"Nobody puts Baby in a corner," is a nonsensical statement even in the context of a movie in which a grown woman accepts "Baby" as her name. And yet, when I was 13 watching Dirty Dancing for the first time, I sighed as if Patrick Swayze had just uttered an eloquent profession of love. Even now, watching him deliver the line leaves me glaring angrily at Tinder, wondering where I can find the kind of man who will teach me to dance on a very rickety-looking log. In 1987, Jennifer Grey's tickle induced giggle, Kelly Bishop's brilliant delivery of "I think she gets it from me," and Jane Brucker's atonal talent show performance all came together to create a film that has been making teens and twentysomethings swoon for almost 30 years. It threw together class divides, dancing, illegal abortion, and made a beloved film. And it's kind of ridiculous for anyone to think they can make that happen again. And unfortunately, someone is trying anyway.

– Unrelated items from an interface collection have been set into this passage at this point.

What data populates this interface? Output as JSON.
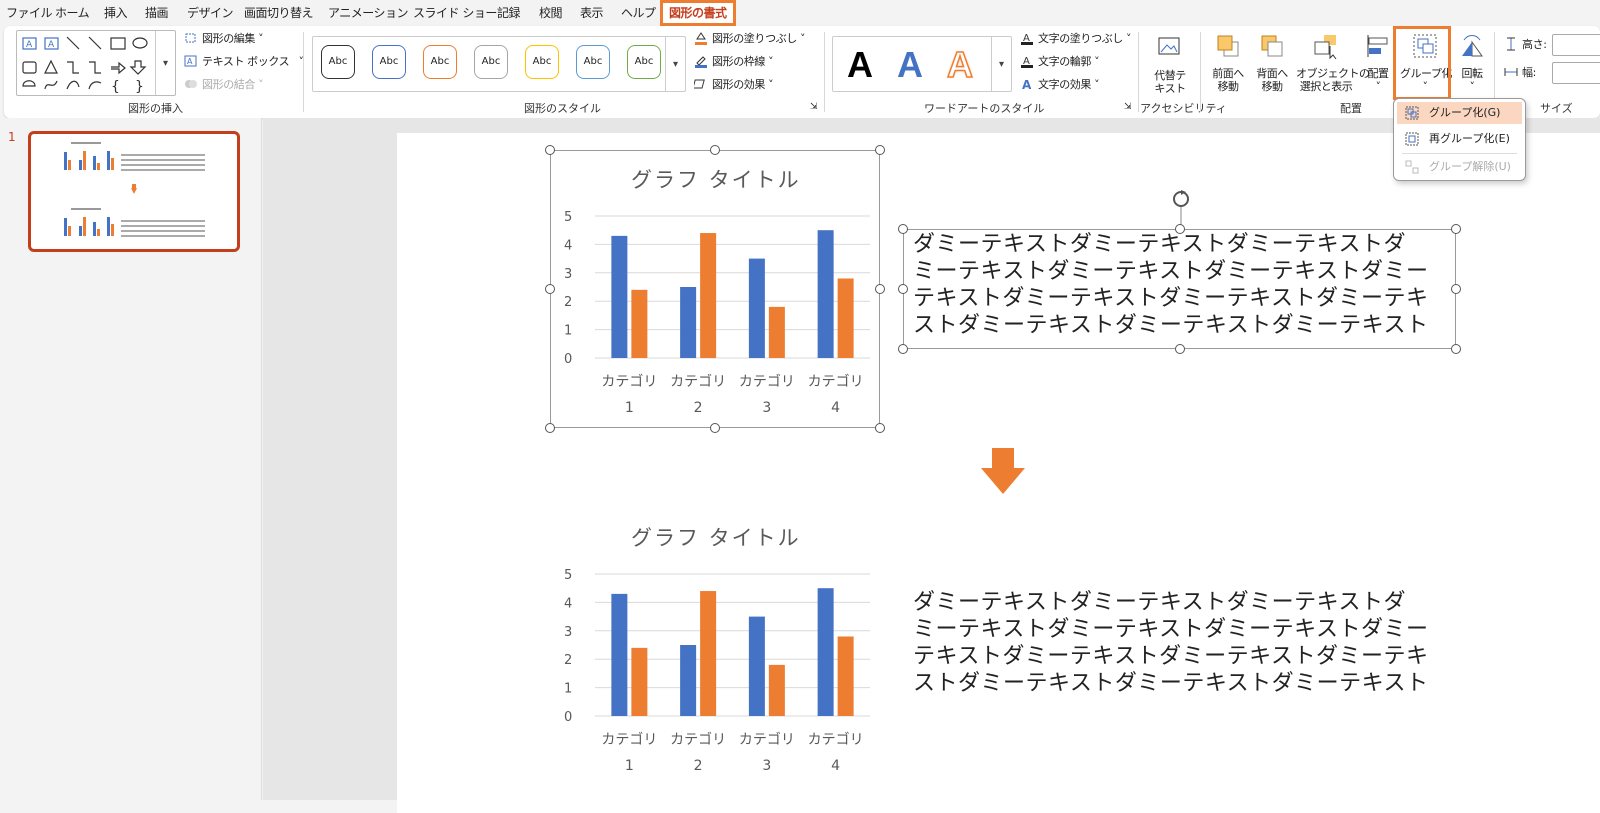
{
  "tabs": [
    "ファイル",
    "ホーム",
    "挿入",
    "描画",
    "デザイン",
    "画面切り替え",
    "アニメーション",
    "スライド ショー",
    "記録",
    "校閲",
    "表示",
    "ヘルプ",
    "図形の書式"
  ],
  "ribbon": {
    "insert_shapes": {
      "edit_shape": "図形の編集",
      "text_box": "テキスト ボックス",
      "merge_shapes": "図形の結合",
      "label": "図形の挿入"
    },
    "shape_styles": {
      "preset": "Abc",
      "preset_colors": [
        "#333333",
        "#4472c4",
        "#ed7d31",
        "#a5a5a5",
        "#ffc000",
        "#5b9bd5",
        "#70ad47"
      ],
      "fill": "図形の塗りつぶし",
      "outline": "図形の枠線",
      "effects": "図形の効果",
      "label": "図形のスタイル"
    },
    "wordart": {
      "glyph": "A",
      "text_fill": "文字の塗りつぶし",
      "text_outline": "文字の輪郭",
      "text_effects": "文字の効果",
      "label": "ワードアートのスタイル"
    },
    "accessibility": {
      "alt_text_line1": "代替テ",
      "alt_text_line2": "キスト",
      "label": "アクセシビリティ"
    },
    "arrange": {
      "bring_forward_1": "前面へ",
      "bring_forward_2": "移動",
      "send_backward_1": "背面へ",
      "send_backward_2": "移動",
      "selection_pane_1": "オブジェクトの",
      "selection_pane_2": "選択と表示",
      "align": "配置",
      "group": "グループ化",
      "rotate": "回転",
      "label": "配置"
    },
    "size": {
      "height_label": "高さ:",
      "width_label": "幅:",
      "label": "サイズ"
    }
  },
  "group_dropdown": {
    "items": [
      {
        "label": "グループ化(G)",
        "state": "highlighted"
      },
      {
        "label": "再グループ化(E)",
        "state": "normal"
      },
      {
        "label": "グループ解除(U)",
        "state": "disabled"
      }
    ]
  },
  "slide_panel": {
    "number": "1"
  },
  "slide": {
    "dummy_text_lines": [
      "ダミーテキストダミーテキストダミーテキストダ",
      "ミーテキストダミーテキストダミーテキストダミー",
      "テキストダミーテキストダミーテキストダミーテキ",
      "ストダミーテキストダミーテキストダミーテキスト"
    ]
  },
  "chart_data": [
    {
      "type": "bar",
      "title": "グラフ タイトル",
      "categories": [
        "カテゴリ 1",
        "カテゴリ 2",
        "カテゴリ 3",
        "カテゴリ 4"
      ],
      "series": [
        {
          "color": "#4472c4",
          "values": [
            4.3,
            2.5,
            3.5,
            4.5
          ]
        },
        {
          "color": "#ed7d31",
          "values": [
            2.4,
            4.4,
            1.8,
            2.8
          ]
        }
      ],
      "yticks": [
        "0",
        "1",
        "2",
        "3",
        "4",
        "5"
      ],
      "ylim": [
        0,
        5
      ],
      "grid": true
    },
    {
      "type": "bar",
      "title": "グラフ タイトル",
      "categories": [
        "カテゴリ 1",
        "カテゴリ 2",
        "カテゴリ 3",
        "カテゴリ 4"
      ],
      "series": [
        {
          "color": "#4472c4",
          "values": [
            4.3,
            2.5,
            3.5,
            4.5
          ]
        },
        {
          "color": "#ed7d31",
          "values": [
            2.4,
            4.4,
            1.8,
            2.8
          ]
        }
      ],
      "yticks": [
        "0",
        "1",
        "2",
        "3",
        "4",
        "5"
      ],
      "ylim": [
        0,
        5
      ],
      "grid": true
    }
  ],
  "colors": {
    "accent": "#ed7d31",
    "active_tab": "#c43e1c",
    "blue": "#4472c4"
  }
}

Abigail Breslin will be starring in a TV remake of the film on ABC. It's unclear if producers saw Breslin's Little Miss Sunshine dance number and thought "perfection!" but while Breslin hasn't gotten quite enough post-child star screen time to determine whether she'll make it as an adult star, what she has mastered is the kind of biting half-smile she rolls out on red carpets that seems to say, "Tell me you can't believe how grown-up I look, I dare you." The too-cool persona makes her an entertaining mean girl on Scream Queens, and it's an understandable reaction to being best known for a painfully adorable role. But it seems like it would be hard for her to shake off to play the incredibly naive Baby. Whether Breslin can pull of Baby's wide-eyed innocence and (eventually) flawless leap, however, is beside the point. As film critic Jason Bailey points out in his retro review of the film, "Dirty Dancing has its virtues — the chemistry of the leads, the sensuality of their two-scenes, the vintage tracks — and it’s penetrated popular culture to such a degree that it’s an enjoyable enough watch, even for a cynic like me." When fans gush about their love for the film, they talk about Johnny looking deeply into Baby's eyes as they dance. They do not talk about the nuance of the plot. Dirty Dancing has decades of favor built up to protect it from questions like, "Couldn't Johnny just have done a solo routine without Penny?" A remake will have to stand on its own in an age of instant Twitter feedback, and no Swayze swagger to shield it. It's easy to peek into the future and picture the night the remake will air. Jennifer Grey will probably be cast as Baby's mother, hoping to win the movie some nostalgic good will, but will only remind the audience, in rapid succession, that Jennifer Grey hasn't really been in anything lately, and for that matter Kelly Bishop hasn't been in anything lately, and I guess Swayze's cameo in Dirty Dancing: Havanna Nights was good, and it would have been cute if he and Grey played the parents together, but they can't, because Swayze died over five years ago, and everything is sad, including this cover of "Time of Your Life" sung by Justin Bieber. Some films should be left alone, resurfacing only for special anniversary editions and cast reunions. TV producers should definitely leave Dirty Dancing alone.